But the golden rule for Cover 2 defense is to not be beaten over the top; everything should stay in front of the safety. Wilson violated the rule, taking the bait on play-action and appearing to be caught flat-footed for a moment too long, opening the way for Rice to expose him.
The salient miscue has many asking the question again: What's up with the Patriots' secondary?
The group is allowing 289 passing yards per game, a total that is better than just four other teams in the NFL. It's not far off from the 294 yards per game that New England allowed a season ago, when secondary issues were widespread.

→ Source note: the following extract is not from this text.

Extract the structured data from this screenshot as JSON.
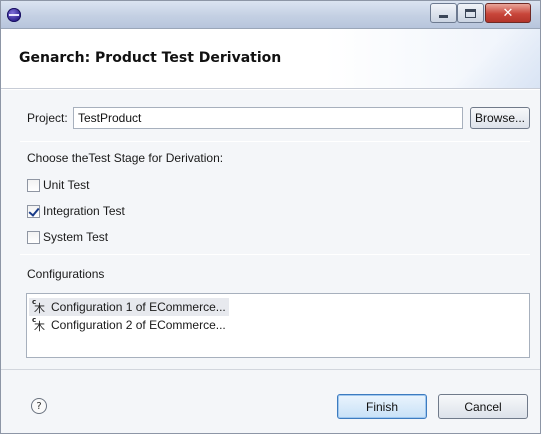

It's also on pace to surrender 37 touchdowns through the air this season, up from 26 in 2011. Add into that equation that only three teams have allowed a higher opposing Total QBR rating than the Patriots' average of 76.7, and the numbers suggest another ugly picture in 2012.
But looking beyond the numbers, the key question is whether the Patriots have the personnel, both along their front-line group and in their secondary depth, to turn things around and be competitive for the balance of the season.
McCourty and Arrington each have logged seven-interception seasons, but both have looked off-track during portions of 2012, with Arrington taking a seat on Sunday in favor of Dennard after early-game woes.
In evaluating game tape from this season, their problem has not been a lack of ability to be in position to make plays on the football, it's been their inability to finish plays. Close doesn't count in pass coverage, and McCourty and Arrington have been close too often.
The performance from the safety group appears to be shakier. Although a pivotal member of the defense, Chung has had moments of being out of position in the deep portion of the field. Too many times he's been one step too late.
Gregory, who has missed consecutive games, has had his athletic limitations exposed at times, as was the case on a long score from Bills wide receiver Donald Jones in Week 4.
Sunday's blunder notwithstanding, Wilson has been a productive member of the secondary, although he's best suited as a reserve, sub-defense player. He's better moving forward than reacting in his backward movements, as was clear on Sunday.
Add it all up, and one must ask: Is it enough?
Or perhaps, can it become enough going forward?
The cornerbacks have shown they can do the job. But isolated performances of success aren't enough. The unit needs a consistent, coherent effort from more than one player throughout the course of a game.
The safeties must show they can do enough to piece the group together. That starts by limiting big plays. The deficiencies are what they are, but big plays are avoidable with discipline.
The Patriots do not have a game-changer in the secondary; they don't even have a bona fide playmaker.
They do have a stout run defense in front of them that can make an opposing offense one-dimensional and a potent offense on their own side that can score points and play catch-up as well as anyone.
The Patriots' secondary doesn't have to be elite; it just has to be good enough. Through six games, it hasn't been.
But a careful assessment of the personnel and its limitations suggests that the secondary has what it takes to be better, and better must be good enough in order for the Patriots to succeed when it matters most.
It starts with consistency and discipline.
Field Yates covers the Patriots for ESPNBoston.com.